I went to a bunch of events, handed out and received business cards, added to my LinkedIn profile but never delivered much, or received a great deal of value. The relationships I was developing were mutually useless.

My primary focus now is developing deeply personal relationship that are mutually beneficial in both the short and long-term.

My advice, focus on your objectives. The people within your network should align with your objectives and it should be your aim to develop a deeply personal relationship in which you give, and can potentially receive value.

What it all adds up to is that phone call you make when you are really in need and the person on the other line is there to help. You’d do it for them and they’ll do it for you. But only if you develop the right type of relationship that aligns with the objectives of you and the other person.


The Role of Entrepreneur in Residence @ Edgelab Ventures

I recently read a blog post from Sten Tankivi, EIR @ Andreessen Horowitz titled So… What Does and EIR Actually Do?

It was a really interesting read because articulating the role of Entrepreneur in Residence at times seems a little tricky and perhaps even ubiquitous.

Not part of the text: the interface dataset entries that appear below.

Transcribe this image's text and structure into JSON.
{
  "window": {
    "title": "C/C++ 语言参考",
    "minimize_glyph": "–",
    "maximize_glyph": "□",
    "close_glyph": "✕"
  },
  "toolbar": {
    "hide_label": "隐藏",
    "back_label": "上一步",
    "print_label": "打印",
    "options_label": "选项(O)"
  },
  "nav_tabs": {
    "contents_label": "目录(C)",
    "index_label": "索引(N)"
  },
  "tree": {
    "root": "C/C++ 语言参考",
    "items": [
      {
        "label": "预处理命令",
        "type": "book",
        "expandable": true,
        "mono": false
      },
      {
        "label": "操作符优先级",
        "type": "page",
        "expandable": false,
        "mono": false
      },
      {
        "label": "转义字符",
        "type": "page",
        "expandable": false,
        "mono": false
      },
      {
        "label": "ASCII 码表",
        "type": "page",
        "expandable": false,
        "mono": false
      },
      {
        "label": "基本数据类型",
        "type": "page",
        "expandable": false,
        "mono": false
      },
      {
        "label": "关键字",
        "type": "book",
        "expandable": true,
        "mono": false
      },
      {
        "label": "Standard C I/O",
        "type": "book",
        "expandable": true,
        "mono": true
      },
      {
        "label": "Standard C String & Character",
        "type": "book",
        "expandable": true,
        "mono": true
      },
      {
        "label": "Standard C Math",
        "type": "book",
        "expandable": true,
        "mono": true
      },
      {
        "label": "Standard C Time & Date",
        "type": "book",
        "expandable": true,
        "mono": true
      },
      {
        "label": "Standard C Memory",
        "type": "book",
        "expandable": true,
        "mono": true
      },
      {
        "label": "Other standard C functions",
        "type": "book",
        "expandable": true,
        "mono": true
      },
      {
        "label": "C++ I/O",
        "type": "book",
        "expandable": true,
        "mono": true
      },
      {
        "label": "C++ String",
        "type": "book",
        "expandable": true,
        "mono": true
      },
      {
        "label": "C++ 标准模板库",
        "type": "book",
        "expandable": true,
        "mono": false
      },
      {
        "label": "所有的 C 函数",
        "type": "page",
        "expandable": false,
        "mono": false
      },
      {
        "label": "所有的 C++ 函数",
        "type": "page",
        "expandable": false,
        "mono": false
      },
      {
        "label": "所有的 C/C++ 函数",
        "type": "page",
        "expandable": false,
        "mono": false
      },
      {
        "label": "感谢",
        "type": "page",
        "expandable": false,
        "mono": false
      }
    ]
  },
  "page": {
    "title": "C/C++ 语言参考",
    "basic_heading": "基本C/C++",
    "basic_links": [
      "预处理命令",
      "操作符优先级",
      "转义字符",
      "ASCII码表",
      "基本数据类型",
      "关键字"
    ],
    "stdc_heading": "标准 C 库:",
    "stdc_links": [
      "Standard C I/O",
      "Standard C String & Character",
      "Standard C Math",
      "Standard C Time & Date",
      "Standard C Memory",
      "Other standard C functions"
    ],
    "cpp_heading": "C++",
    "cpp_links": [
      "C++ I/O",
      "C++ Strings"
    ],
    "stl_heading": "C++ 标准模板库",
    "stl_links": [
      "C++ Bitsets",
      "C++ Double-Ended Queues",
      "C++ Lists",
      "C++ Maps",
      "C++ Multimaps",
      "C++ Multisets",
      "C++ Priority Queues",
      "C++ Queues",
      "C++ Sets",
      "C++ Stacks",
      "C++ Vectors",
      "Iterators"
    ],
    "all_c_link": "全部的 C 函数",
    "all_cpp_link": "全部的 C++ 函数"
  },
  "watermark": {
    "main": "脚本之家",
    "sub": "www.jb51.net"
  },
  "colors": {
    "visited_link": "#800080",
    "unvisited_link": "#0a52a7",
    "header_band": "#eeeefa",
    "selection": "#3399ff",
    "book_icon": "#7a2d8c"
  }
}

I think it would be pretty easy to just say, “I’m just a crazy dude in between ideas”, and sometimes that’s probably right.

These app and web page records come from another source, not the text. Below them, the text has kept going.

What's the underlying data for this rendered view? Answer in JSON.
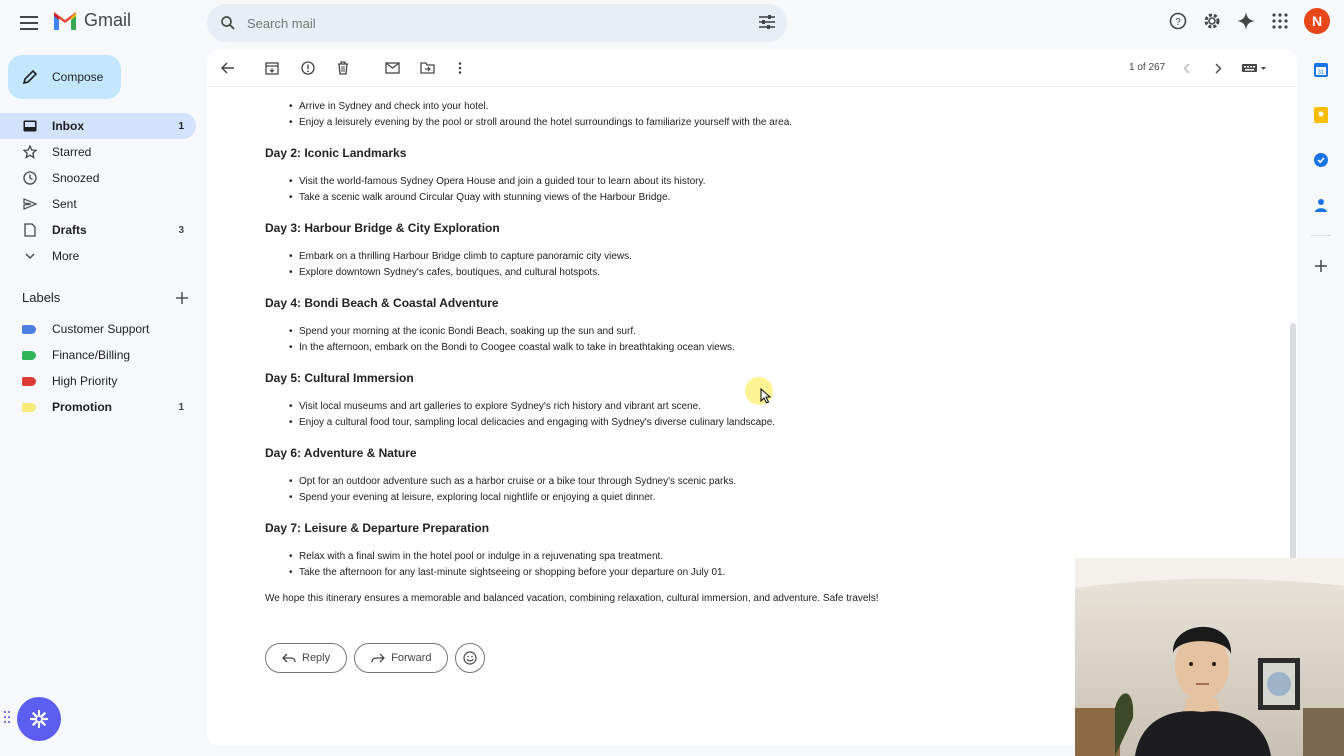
{
  "app": {
    "name": "Gmail"
  },
  "search": {
    "placeholder": "Search mail"
  },
  "user": {
    "initial": "N",
    "avatar_color": "#e8471a"
  },
  "compose": {
    "label": "Compose"
  },
  "nav": [
    {
      "label": "Inbox",
      "count": "1",
      "icon": "inbox-icon"
    },
    {
      "label": "Starred",
      "count": "",
      "icon": "star-icon"
    },
    {
      "label": "Snoozed",
      "count": "",
      "icon": "clock-icon"
    },
    {
      "label": "Sent",
      "count": "",
      "icon": "send-icon"
    },
    {
      "label": "Drafts",
      "count": "3",
      "icon": "draft-icon"
    },
    {
      "label": "More",
      "count": "",
      "icon": "chevron-down-icon"
    }
  ],
  "labels": {
    "title": "Labels",
    "items": [
      {
        "label": "Customer Support",
        "count": "",
        "color": "#4a7ee0"
      },
      {
        "label": "Finance/Billing",
        "count": "",
        "color": "#2fb457"
      },
      {
        "label": "High Priority",
        "count": "",
        "color": "#dd3b35"
      },
      {
        "label": "Promotion",
        "count": "1",
        "color": "#f8ea7a"
      }
    ]
  },
  "toolbar": {
    "pager": "1 of 267"
  },
  "email": {
    "intro_bullets": [
      "Arrive in Sydney and check into your hotel.",
      "Enjoy a leisurely evening by the pool or stroll around the hotel surroundings to familiarize yourself with the area."
    ],
    "days": [
      {
        "title": "Day 2: Iconic Landmarks",
        "bullets": [
          "Visit the world-famous Sydney Opera House and join a guided tour to learn about its history.",
          "Take a scenic walk around Circular Quay with stunning views of the Harbour Bridge."
        ]
      },
      {
        "title": "Day 3: Harbour Bridge & City Exploration",
        "bullets": [
          "Embark on a thrilling Harbour Bridge climb to capture panoramic city views.",
          "Explore downtown Sydney's cafes, boutiques, and cultural hotspots."
        ]
      },
      {
        "title": "Day 4: Bondi Beach & Coastal Adventure",
        "bullets": [
          "Spend your morning at the iconic Bondi Beach, soaking up the sun and surf.",
          "In the afternoon, embark on the Bondi to Coogee coastal walk to take in breathtaking ocean views."
        ]
      },
      {
        "title": "Day 5: Cultural Immersion",
        "bullets": [
          "Visit local museums and art galleries to explore Sydney's rich history and vibrant art scene.",
          "Enjoy a cultural food tour, sampling local delicacies and engaging with Sydney's diverse culinary landscape."
        ]
      },
      {
        "title": "Day 6: Adventure & Nature",
        "bullets": [
          "Opt for an outdoor adventure such as a harbor cruise or a bike tour through Sydney's scenic parks.",
          "Spend your evening at leisure, exploring local nightlife or enjoying a quiet dinner."
        ]
      },
      {
        "title": "Day 7: Leisure & Departure Preparation",
        "bullets": [
          "Relax with a final swim in the hotel pool or indulge in a rejuvenating spa treatment.",
          "Take the afternoon for any last-minute sightseeing or shopping before your departure on July 01."
        ]
      }
    ],
    "closing": "We hope this itinerary ensures a memorable and balanced vacation, combining relaxation, cultural immersion, and adventure. Safe travels!"
  },
  "actions": {
    "reply": "Reply",
    "forward": "Forward"
  }
}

In Sten’s case he dubbed it ‘the ultimate meta-job’ as you’re basically just surrounded by awesome people trying to figure out what you’re going to do next.

But what if you’re an EIR that knows what they’re going to next and is already doing it?

Is that a little counter-intuitive?

Perhaps, but I don’t believe it has to be.

The great thing about Edgelabs in that we have a multi-faceted offering and our Ventures arm is home to a number of startups, many of which have been founded or co-founded by key members of the Edgelabs team.

After recently moving away from my previous startup and becoming EIR at Edgelab Ventures (EV), I’ve been exposed to some amazing, inspiring and straight up intelligent people through our network.

I think this is one of the reasons that my next venture was defined and we were able to secure early funding so quickly.

So, how does my role of EIR at Edgelab Ventures work?

Well, the new venture I have co-founded (will be publically announced over the coming months) resides under the Edgelab Ventures arm and EV provides a massive support platform from technology all the way through to human resources.

As a co-founder your role is completely ubiquitous. You are everything and anything you have to be. However, it’s important to know what activities align with your objectives and deliver the best bang for buck.

Edgelabs helps beyond belief in this regard. They help me and our team focus on the essential tasks required for us to achieve our key objectives.

So that’s one component of my involvement with EV and I’m really grateful and humbled for this opportunity.

However my involvement doesn’t stop there. I’m fortunate in some respects in that I made plenty of mistakes the first time I built a company and I regularly work with startups to speak about my mistakes and to try help them make less. (I also did one or two things well, so its’ not all bad…)

So I’m now part of the Edgelab Ventures team that works directly with the Australian startup eco-system to help first time founders all over the country focus on the essentials.

I remember what it was like for me the first time.

You’re basically walking the plank, about to dive into a deep ocean with little to no swimming experience. At any moment you could go under.

This is the uncertainty of the startup world.

I had nothing to call on, a fairly light network and a bunch of hypothesis I wasn’t 100% sure how to test and validate. How was I going to build this company?

Sure enough I built my network, began to test hypothesis, made mistakes, learned from experiences and began building a company.

I / we can’t say we’ve been in your exact situation, however we really hope that many of our experiences can become yours so that you can learn quicker, make less mistakes and build truly great company’s.

To sum it up, the role of Entrepreneur in Residence at Edgelab Ventures is a really empowering one. I get to follow my vision with the support of amazing technology and people, and I also get to work with piers all around the country who are trying to do the same.